Armin Laschet, state premier of North Rhine-Westphalia, acknowledged ahead of the Wednesday meeting that things were getting increasingly confusing.

“People have the right to clear, binding rules that everyone can understand,” he told the Bild daily.

“If the rules are generally understandable, they will also find broad acceptance among the population,” he said. “If rules cause confusion, acceptance suffers.”

– Reams of exceptions –
The rules are equally baffling when it comes to foreign travel. The government on Wednesday agreed guidelines on testing and quarantine for people returning to Germany from international risk zones.

From November 8, anyone returning from a risk area must in principle enter a 10-day quarantine period.

But there are reams of exceptions to this rule, including for commuters, people passing through a risk country for less than 24 hours, and even people visiting family if they stay less than three days.

Travellers can also release themselves from the 10-day quarantine if they are able to produce a negative test result not older than 48 hours carried out before they travel, or if they get tested after they return.

But even with a negative test, the minimum quarantine period will still be five days.

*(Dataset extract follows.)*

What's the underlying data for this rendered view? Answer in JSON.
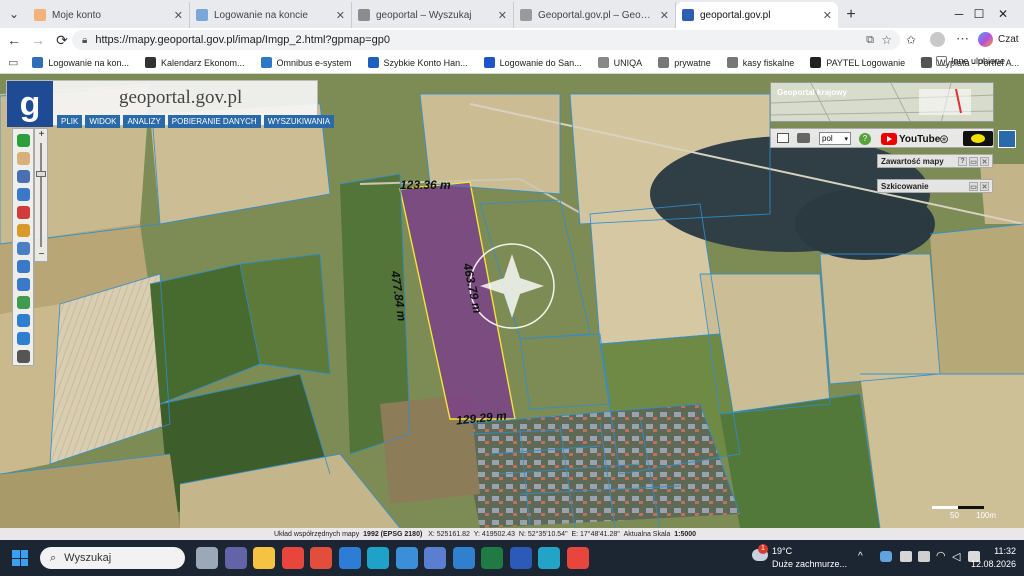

And if that wasn’t complicated enough, it is once again up to the individual states to implement these rules as they see fit.

The German Tourism Federation (DTV) has called for a more unified approach as soon as possible to prevent travel disappointment and needless pressure on the economy.

“The chaos at the beginning of the autumn holidays shows once again that co-ordinated action between the states and the federal government is more necessary than ever,” it said in a statement.

© Agence France-Presse